    As to the other subjects of the post - I too have very mixed feelings, though (I think) am also clear-sighted about what is happening. It needs to be discussed.

  17. Interesting and I have to say I agree with you for the most part. In my past life in retail marketing I saw first hand what the consolidation of retail and online distribution did to newspapers and magazines. Much of the destruction was over the loss of advertising revenue.

    What's going to happen? Seems like a digital advancement to me. But, I wish I knew. It's not going to be based on the current wave of online digital design formats. There's nothing innovative there - yet. Adding to this mix of 'who knows' is since everyone has a design blog, everyone is a decorator.

    When the right person discovers how to combine what works best from magazines with the best of blog innovations AND understands how to distribute and market the concept we may see something interesting...

  18. Blue~ As usual your writings are so beyond the bland postings that populate the blog world I am almost speechless. I have never taken part in any blog conferences and feel that it is like the Wild West, open to anyone regardless of their qualifications. The other side of that is because it is a new frontier it provides a forum for truly talented, adventurous souls to share their knowledge and ideas.

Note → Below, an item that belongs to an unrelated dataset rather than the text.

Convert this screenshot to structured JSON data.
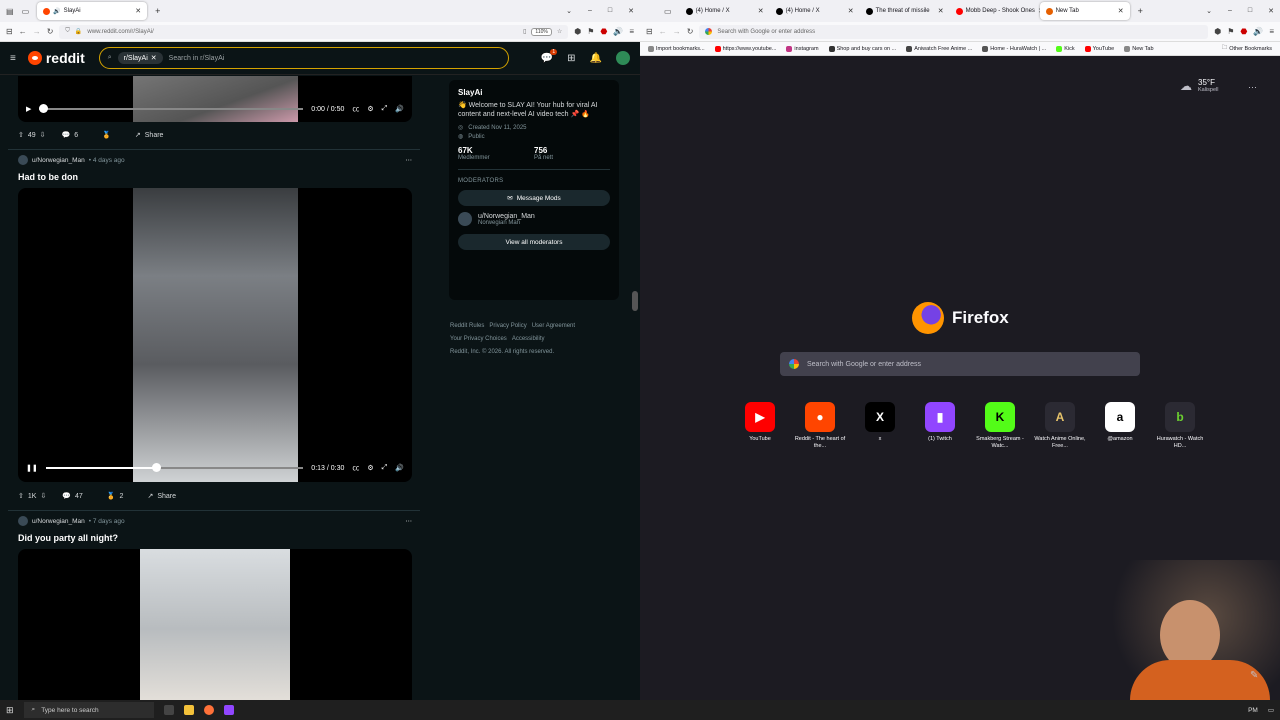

    In reference to design magazines; I have been writing for regional design magazines for almost two years. I began writing because the antique gallery I was managing closed. Just as interior design showrooms have been closing because of a lack of business so have shelter magazines been disappearing because of the lack of revenues.

    I write for magazines to promote who I believe are the talented people in an industry that has been made dumb by Box Stores, DIY television and uninformed bloggers. Unfortunately the media that I am using is also disappearing.


  19. Randy, thank you. I'm beginning to appreciate how convenient it would be on a number of levels to have all my magazines in digital form and I cannot believe I am untypical. Today I had to dispose of a number of back issues of the New Yorker - my house is awash in magazines. My partner reads the New Yorker in print form and I read it in a digital format. I find the problem of disposing of all this basically unrecyclable coated paper very worrying and have for a long time - the alternative, the online version, has become a solution to that.

    As you say, who knows?

  20. Kendra, thank you. I'm truly flattered and your compliment in turn leaves me speechless.

    If what we are witnessing in the world of magazines is the survival of the fittest it doesn't necessarily follow that it is the survival of the finest. And it is such a crying shame that so much that was good is gone! House and Garden remains the most egregious loss and it was closed when the economy was good - to be replaced by some tedious rag that did not survive long.

    We live in interesting times! We live in worrying times! This is the second industry/profession I've worked in that overnight became obsolete and I fear it is happening in my third, education.